# Activity:
Give the listing again exactly, omitting its images.

# Data supplied:
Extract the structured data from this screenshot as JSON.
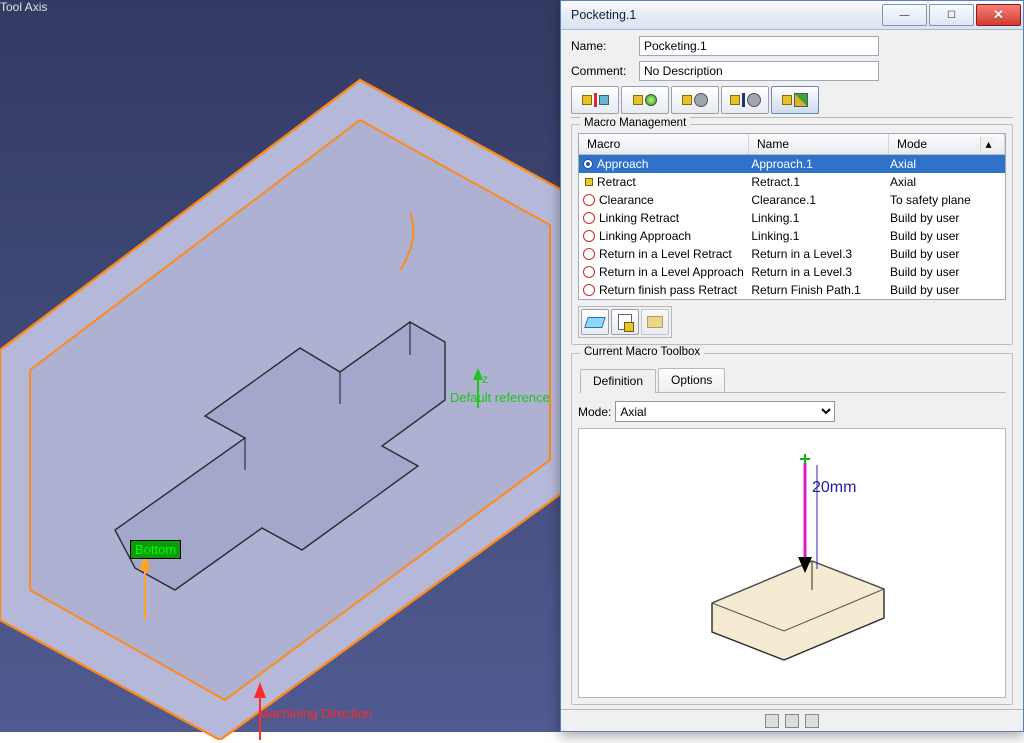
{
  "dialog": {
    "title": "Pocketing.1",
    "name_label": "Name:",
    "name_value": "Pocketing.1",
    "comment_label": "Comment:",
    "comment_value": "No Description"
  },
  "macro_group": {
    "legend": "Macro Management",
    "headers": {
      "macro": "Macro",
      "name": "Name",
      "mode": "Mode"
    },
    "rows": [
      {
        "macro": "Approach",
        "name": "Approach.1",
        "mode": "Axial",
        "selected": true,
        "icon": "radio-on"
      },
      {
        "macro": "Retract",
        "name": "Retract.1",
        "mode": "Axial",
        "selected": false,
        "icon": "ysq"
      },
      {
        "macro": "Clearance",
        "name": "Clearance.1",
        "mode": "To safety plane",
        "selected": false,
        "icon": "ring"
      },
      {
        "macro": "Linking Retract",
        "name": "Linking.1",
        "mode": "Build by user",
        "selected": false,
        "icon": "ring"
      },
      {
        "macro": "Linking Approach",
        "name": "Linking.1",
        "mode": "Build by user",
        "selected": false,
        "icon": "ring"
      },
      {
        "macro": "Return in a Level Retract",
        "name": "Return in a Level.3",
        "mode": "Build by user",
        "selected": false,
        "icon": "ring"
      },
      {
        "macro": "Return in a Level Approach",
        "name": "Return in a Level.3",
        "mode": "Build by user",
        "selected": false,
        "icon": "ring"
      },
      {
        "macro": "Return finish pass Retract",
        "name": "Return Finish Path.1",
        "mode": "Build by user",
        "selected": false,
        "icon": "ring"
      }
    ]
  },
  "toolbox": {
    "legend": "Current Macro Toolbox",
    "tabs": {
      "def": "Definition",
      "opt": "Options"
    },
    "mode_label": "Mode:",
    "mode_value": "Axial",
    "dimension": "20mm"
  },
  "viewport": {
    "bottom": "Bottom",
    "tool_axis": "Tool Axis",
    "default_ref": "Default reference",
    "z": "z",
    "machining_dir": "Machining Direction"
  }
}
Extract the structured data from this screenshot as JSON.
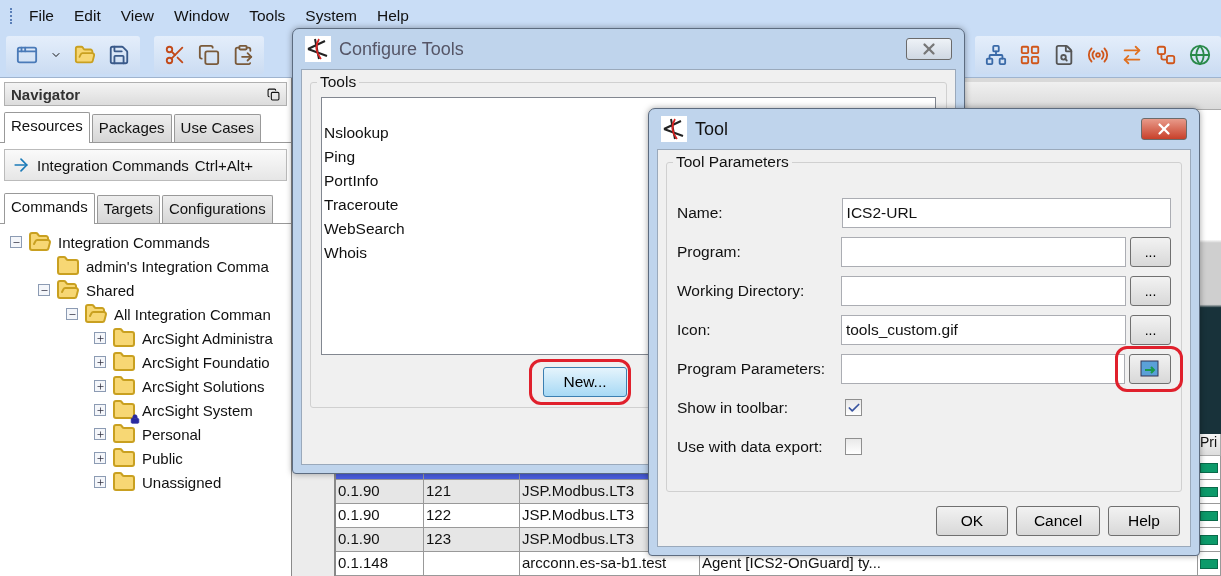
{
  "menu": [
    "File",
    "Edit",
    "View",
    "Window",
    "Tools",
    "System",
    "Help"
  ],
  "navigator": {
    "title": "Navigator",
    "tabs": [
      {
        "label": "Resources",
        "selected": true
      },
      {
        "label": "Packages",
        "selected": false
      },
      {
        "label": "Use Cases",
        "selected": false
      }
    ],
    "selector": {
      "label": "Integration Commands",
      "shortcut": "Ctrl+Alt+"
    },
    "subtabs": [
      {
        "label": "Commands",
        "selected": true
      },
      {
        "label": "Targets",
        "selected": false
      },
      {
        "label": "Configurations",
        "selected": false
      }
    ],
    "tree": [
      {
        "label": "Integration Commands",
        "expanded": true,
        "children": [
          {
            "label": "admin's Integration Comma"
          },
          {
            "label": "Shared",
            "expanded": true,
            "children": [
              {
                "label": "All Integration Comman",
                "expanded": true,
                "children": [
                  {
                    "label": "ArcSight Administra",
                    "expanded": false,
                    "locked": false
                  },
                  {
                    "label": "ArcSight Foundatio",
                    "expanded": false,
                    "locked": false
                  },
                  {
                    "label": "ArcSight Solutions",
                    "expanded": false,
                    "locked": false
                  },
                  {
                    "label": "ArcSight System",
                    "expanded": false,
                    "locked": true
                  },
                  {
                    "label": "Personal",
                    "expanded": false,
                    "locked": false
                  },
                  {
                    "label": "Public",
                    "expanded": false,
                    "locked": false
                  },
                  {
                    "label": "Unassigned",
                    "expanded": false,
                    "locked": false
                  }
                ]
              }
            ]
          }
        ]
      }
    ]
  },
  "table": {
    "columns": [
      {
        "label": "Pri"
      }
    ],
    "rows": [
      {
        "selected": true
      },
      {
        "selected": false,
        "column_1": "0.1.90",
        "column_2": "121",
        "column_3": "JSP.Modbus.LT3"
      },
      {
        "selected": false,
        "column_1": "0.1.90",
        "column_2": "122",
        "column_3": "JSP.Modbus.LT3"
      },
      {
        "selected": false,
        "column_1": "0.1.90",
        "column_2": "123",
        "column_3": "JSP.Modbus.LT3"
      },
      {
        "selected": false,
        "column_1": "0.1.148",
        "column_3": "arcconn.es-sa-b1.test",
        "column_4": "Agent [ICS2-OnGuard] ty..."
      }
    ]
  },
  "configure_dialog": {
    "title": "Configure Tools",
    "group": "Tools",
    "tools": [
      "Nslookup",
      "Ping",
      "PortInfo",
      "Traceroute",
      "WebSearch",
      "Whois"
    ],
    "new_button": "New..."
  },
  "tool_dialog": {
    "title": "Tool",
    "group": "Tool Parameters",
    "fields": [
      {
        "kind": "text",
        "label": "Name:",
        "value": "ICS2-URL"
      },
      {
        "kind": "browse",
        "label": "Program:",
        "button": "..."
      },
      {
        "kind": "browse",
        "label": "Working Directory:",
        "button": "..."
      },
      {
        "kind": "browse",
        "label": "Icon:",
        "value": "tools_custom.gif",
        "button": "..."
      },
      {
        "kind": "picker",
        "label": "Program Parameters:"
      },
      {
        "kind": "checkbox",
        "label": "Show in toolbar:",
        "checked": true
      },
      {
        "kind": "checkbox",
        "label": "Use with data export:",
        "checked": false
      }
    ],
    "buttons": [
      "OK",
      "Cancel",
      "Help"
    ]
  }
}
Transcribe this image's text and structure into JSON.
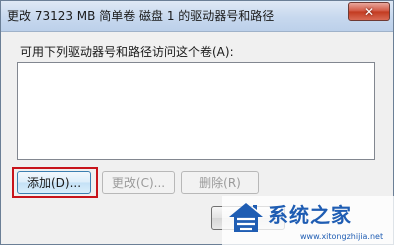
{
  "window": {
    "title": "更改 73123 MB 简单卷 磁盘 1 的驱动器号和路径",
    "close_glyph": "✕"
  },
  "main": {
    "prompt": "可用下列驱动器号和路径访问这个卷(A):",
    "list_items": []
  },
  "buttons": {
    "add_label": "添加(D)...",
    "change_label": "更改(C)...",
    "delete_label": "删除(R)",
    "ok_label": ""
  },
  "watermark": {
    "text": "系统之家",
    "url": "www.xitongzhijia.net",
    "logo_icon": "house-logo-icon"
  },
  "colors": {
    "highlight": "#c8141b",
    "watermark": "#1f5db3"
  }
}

# The answer:
Extract the structured data from this screenshot as JSON.
{
  "dialog": {
    "title": "Pocketing.1",
    "name_label": "Name:",
    "name_value": "Pocketing.1",
    "comment_label": "Comment:",
    "comment_value": "No Description"
  },
  "macro_group": {
    "legend": "Macro Management",
    "headers": {
      "macro": "Macro",
      "name": "Name",
      "mode": "Mode"
    },
    "rows": [
      {
        "macro": "Approach",
        "name": "Approach.1",
        "mode": "Axial",
        "selected": true,
        "icon": "radio-on"
      },
      {
        "macro": "Retract",
        "name": "Retract.1",
        "mode": "Axial",
        "selected": false,
        "icon": "ysq"
      },
      {
        "macro": "Clearance",
        "name": "Clearance.1",
        "mode": "To safety plane",
        "selected": false,
        "icon": "ring"
      },
      {
        "macro": "Linking Retract",
        "name": "Linking.1",
        "mode": "Build by user",
        "selected": false,
        "icon": "ring"
      },
      {
        "macro": "Linking Approach",
        "name": "Linking.1",
        "mode": "Build by user",
        "selected": false,
        "icon": "ring"
      },
      {
        "macro": "Return in a Level Retract",
        "name": "Return in a Level.3",
        "mode": "Build by user",
        "selected": false,
        "icon": "ring"
      },
      {
        "macro": "Return in a Level Approach",
        "name": "Return in a Level.3",
        "mode": "Build by user",
        "selected": false,
        "icon": "ring"
      },
      {
        "macro": "Return finish pass Retract",
        "name": "Return Finish Path.1",
        "mode": "Build by user",
        "selected": false,
        "icon": "ring"
      }
    ]
  },
  "toolbox": {
    "legend": "Current Macro Toolbox",
    "tabs": {
      "def": "Definition",
      "opt": "Options"
    },
    "mode_label": "Mode:",
    "mode_value": "Axial",
    "dimension": "20mm"
  },
  "viewport": {
    "bottom": "Bottom",
    "tool_axis": "Tool Axis",
    "default_ref": "Default reference",
    "z": "z",
    "machining_dir": "Machining Direction"
  }
}
Extract the structured data from this screenshot as JSON.
{
  "menu": [
    "File",
    "Edit",
    "View",
    "Window",
    "Tools",
    "System",
    "Help"
  ],
  "navigator": {
    "title": "Navigator",
    "tabs": [
      {
        "label": "Resources",
        "selected": true
      },
      {
        "label": "Packages",
        "selected": false
      },
      {
        "label": "Use Cases",
        "selected": false
      }
    ],
    "selector": {
      "label": "Integration Commands",
      "shortcut": "Ctrl+Alt+"
    },
    "subtabs": [
      {
        "label": "Commands",
        "selected": true
      },
      {
        "label": "Targets",
        "selected": false
      },
      {
        "label": "Configurations",
        "selected": false
      }
    ],
    "tree": [
      {
        "label": "Integration Commands",
        "expanded": true,
        "children": [
          {
            "label": "admin's Integration Comma"
          },
          {
            "label": "Shared",
            "expanded": true,
            "children": [
              {
                "label": "All Integration Comman",
                "expanded": true,
                "children": [
                  {
                    "label": "ArcSight Administra",
                    "expanded": false,
                    "locked": false
                  },
                  {
                    "label": "ArcSight Foundatio",
                    "expanded": false,
                    "locked": false
                  },
                  {
                    "label": "ArcSight Solutions",
                    "expanded": false,
                    "locked": false
                  },
                  {
                    "label": "ArcSight System",
                    "expanded": false,
                    "locked": true
                  },
                  {
                    "label": "Personal",
                    "expanded": false,
                    "locked": false
                  },
                  {
                    "label": "Public",
                    "expanded": false,
                    "locked": false
                  },
                  {
                    "label": "Unassigned",
                    "expanded": false,
                    "locked": false
                  }
                ]
              }
            ]
          }
        ]
      }
    ]
  },
  "table": {
    "columns": [
      {
        "label": "Pri"
      }
    ],
    "rows": [
      {
        "selected": true
      },
      {
        "selected": false,
        "column_1": "0.1.90",
        "column_2": "121",
        "column_3": "JSP.Modbus.LT3"
      },
      {
        "selected": false,
        "column_1": "0.1.90",
        "column_2": "122",
        "column_3": "JSP.Modbus.LT3"
      },
      {
        "selected": false,
        "column_1": "0.1.90",
        "column_2": "123",
        "column_3": "JSP.Modbus.LT3"
      },
      {
        "selected": false,
        "column_1": "0.1.148",
        "column_3": "arcconn.es-sa-b1.test",
        "column_4": "Agent [ICS2-OnGuard] ty..."
      }
    ]
  },
  "configure_dialog": {
    "title": "Configure Tools",
    "group": "Tools",
    "tools": [
      "Nslookup",
      "Ping",
      "PortInfo",
      "Traceroute",
      "WebSearch",
      "Whois"
    ],
    "new_button": "New..."
  },
  "tool_dialog": {
    "title": "Tool",
    "group": "Tool Parameters",
    "fields": [
      {
        "kind": "text",
        "label": "Name:",
        "value": "ICS2-URL"
      },
      {
        "kind": "browse",
        "label": "Program:",
        "button": "..."
      },
      {
        "kind": "browse",
        "label": "Working Directory:",
        "button": "..."
      },
      {
        "kind": "browse",
        "label": "Icon:",
        "value": "tools_custom.gif",
        "button": "..."
      },
      {
        "kind": "picker",
        "label": "Program Parameters:"
      },
      {
        "kind": "checkbox",
        "label": "Show in toolbar:",
        "checked": true
      },
      {
        "kind": "checkbox",
        "label": "Use with data export:",
        "checked": false
      }
    ],
    "buttons": [
      "OK",
      "Cancel",
      "Help"
    ]
  }
}
Transcribe this image's text and structure into JSON.
{
  "window": {
    "title": "更改 73123 MB 简单卷 磁盘 1 的驱动器号和路径",
    "close_glyph": "✕"
  },
  "main": {
    "prompt": "可用下列驱动器号和路径访问这个卷(A):",
    "list_items": []
  },
  "buttons": {
    "add_label": "添加(D)...",
    "change_label": "更改(C)...",
    "delete_label": "删除(R)",
    "ok_label": ""
  },
  "watermark": {
    "text": "系统之家",
    "url": "www.xitongzhijia.net",
    "logo_icon": "house-logo-icon"
  },
  "colors": {
    "highlight": "#c8141b",
    "watermark": "#1f5db3"
  }
}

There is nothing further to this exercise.